For those who are not familiar with Allport’s work let me lay it out in its simplest form  – How dare the victim have the audacity to stand up for themselves. Shades of 2012.

Unsurprisingly, in a narrative which talks about sporting advantage, living beyond your means and signing players you could otherwise not afford, there has been a deathly silence with regard to those clubs who benefited from having their debt written off by the bank. Would they be signing the players they have in recent times if they were still saddled with their accumulated debt? Does this fit the narrative of sporting advantage, living beyond your means or signing players you couldn’t  otherwise afford; or is there an essential part of the narrative missing  – Rangers.

Will the many Scottish individuals from Scottish football who availed themselves of the tax avoidance schemes operated by Inside Track Productions, Ingenious Film Partners 2 LLP and Ingenious Games LLP find themselves subjected to the adjectives applied to Rangers these last few years?

Im not sure whether it will prove to be a Greek tragedy or farce, perhaps both, but nonetheless these lines seem very apt :-

“Pandora flung herself at the box. She caught the lid and managed to fit it on.

But it was too late. All of the awful things were out of the box”

Gunning for Rangers

The reaction to HMRC’s victory at the Court of Session in respect of the action against Murray Group Holdings and others, has been a mixture of both expected and unexpected. I think many of us Rangers fans expected the implosion from fans of other clubs, most notably Celtic, calling for titles to be stripped and cups to be taken away. Perhaps the unexpected element came from some sections of the media, with the exception of course, of some of the usual suspects.

The notion being promoted is that not only were we “cheats” with “tainted titles” but Rangers, through use of EBT’s, and failure to disclose side letters, gained an unfair sporting advantage – a notion previously dismissed by the SPL Independent Commission chaired by Lord Nimmo Smith.

“Rangers FC did not gain any unfair competitive advantage from the contraventions of the SPL Rules in failing to make proper disclosure of the side-letter arrangements, nor did the non-disclosure have the effect that any of the registered players were ineligible to play, and for this and other reasons no sporting sanction or penalty should be imposed upon Rangers FC.”

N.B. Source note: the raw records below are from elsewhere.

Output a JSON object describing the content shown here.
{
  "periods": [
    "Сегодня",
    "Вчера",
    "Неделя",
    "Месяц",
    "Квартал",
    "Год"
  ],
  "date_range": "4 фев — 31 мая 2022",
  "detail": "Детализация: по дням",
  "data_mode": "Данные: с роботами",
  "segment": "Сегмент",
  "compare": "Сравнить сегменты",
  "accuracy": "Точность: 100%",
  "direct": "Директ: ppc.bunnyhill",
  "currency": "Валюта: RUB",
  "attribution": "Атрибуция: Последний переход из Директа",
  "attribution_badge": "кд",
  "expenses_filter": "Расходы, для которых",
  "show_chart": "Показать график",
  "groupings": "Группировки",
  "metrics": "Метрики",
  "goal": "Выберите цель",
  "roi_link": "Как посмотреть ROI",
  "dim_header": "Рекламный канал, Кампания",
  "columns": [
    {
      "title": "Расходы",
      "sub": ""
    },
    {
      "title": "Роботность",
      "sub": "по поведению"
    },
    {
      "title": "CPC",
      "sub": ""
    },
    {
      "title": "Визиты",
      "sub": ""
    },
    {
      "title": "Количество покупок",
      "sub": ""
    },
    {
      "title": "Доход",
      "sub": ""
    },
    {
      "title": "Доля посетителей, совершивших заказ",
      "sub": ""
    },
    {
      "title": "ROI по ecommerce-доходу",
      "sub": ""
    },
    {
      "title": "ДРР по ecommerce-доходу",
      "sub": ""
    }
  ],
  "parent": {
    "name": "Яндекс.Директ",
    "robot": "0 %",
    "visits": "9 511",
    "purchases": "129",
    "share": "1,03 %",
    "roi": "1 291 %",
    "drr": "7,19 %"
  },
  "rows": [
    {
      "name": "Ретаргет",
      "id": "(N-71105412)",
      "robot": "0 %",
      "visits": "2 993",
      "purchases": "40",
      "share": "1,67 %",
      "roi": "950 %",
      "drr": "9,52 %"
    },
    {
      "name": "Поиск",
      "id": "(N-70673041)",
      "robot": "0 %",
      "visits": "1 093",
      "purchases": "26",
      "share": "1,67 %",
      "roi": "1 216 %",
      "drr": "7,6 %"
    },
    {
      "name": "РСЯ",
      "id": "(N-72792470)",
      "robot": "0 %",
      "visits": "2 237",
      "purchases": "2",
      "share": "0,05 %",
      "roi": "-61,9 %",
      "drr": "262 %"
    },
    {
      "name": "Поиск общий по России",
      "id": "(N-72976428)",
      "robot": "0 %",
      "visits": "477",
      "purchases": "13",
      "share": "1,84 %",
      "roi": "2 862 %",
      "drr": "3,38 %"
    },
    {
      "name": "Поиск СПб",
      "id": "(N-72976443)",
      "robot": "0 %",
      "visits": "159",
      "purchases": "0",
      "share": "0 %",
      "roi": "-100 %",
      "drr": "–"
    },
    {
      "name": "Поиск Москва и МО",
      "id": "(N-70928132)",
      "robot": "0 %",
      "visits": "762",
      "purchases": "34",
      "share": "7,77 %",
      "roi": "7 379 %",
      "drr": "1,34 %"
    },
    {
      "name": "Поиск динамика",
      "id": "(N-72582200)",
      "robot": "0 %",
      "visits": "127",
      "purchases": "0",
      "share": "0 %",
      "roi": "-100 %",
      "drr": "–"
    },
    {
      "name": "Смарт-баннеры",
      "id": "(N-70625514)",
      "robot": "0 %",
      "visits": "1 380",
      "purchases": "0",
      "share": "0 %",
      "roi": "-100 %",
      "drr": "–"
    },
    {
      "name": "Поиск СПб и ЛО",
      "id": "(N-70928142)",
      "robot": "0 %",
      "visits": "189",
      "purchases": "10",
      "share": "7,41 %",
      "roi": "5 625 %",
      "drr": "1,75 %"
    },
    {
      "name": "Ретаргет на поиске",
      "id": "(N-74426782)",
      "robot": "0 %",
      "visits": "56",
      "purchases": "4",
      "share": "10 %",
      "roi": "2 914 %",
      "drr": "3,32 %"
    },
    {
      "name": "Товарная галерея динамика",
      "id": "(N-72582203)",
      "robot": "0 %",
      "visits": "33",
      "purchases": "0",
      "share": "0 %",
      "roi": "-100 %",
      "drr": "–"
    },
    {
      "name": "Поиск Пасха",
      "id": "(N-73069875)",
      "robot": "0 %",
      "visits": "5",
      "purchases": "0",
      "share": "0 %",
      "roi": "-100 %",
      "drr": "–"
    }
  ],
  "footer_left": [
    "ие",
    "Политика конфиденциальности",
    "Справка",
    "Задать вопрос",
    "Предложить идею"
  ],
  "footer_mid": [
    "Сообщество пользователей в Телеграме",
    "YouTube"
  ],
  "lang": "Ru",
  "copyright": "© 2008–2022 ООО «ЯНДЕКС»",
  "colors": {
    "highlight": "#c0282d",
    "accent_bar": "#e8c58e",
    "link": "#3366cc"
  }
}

There is a particularly Scottish flavour to this clamour for retrospective punishment by way of honours forfeited. Rangers are not the only club to have fallen foul of HMRC over use of EBT’s with Arsenal previously coming to their attention, resulting in a considerable dent in their 2005 accounts as they paid back monies HMRC deemed they were due.


Arsenal’s use of the EBT scheme came to light in July 2004 during Ray Parlour’s fairly acrimonious divorce from his wife Karen. During the course of the court proceedings it was discovered that Ray Parlour had only paid 22% on a salary of £1.5 million in season 2000/01.

The merits of this case and the considerable contrast in reactions to Arsenal and Rangers use of EBT’s were discussed in detail in an excellent article by Colin Armstrong writing for the Rangers Standard in 2013.


As Colin points out in that article Ray Parlour was not the only Arsenal player with an EBT, with the likes of Thierry Henry, Patrick Vieira, and Dennis Bergkamp also recipients.

Whilst it may well be that Arsenal were operating EBT schemes prior to the 2000/01 season, for the purpose of this article we will only review the honours won by Arsenal between that season and 2005 when the bill was settled. These were as follows:-

2 League Championships (2002, 2004)

3 FA Cups (2002, 2003, 2005)

2 Charity/Community Shields (2002, 2004)

Despite the fact that during this period Arsenal did not pay what was due HMRC there are no demands for them to be stripped of the honours won during this period. They are not accused of cheating or gaining an unfair sporting advantage. No journalists were snubbed by the FA. No children were deprived of schoolbooks nor soldiers sent into battle without the necessary equipment. No, this appears to be an issue exclusive to Scotland. Which of course will come as no surprise to many of us after all…

It’s all about the Rangers.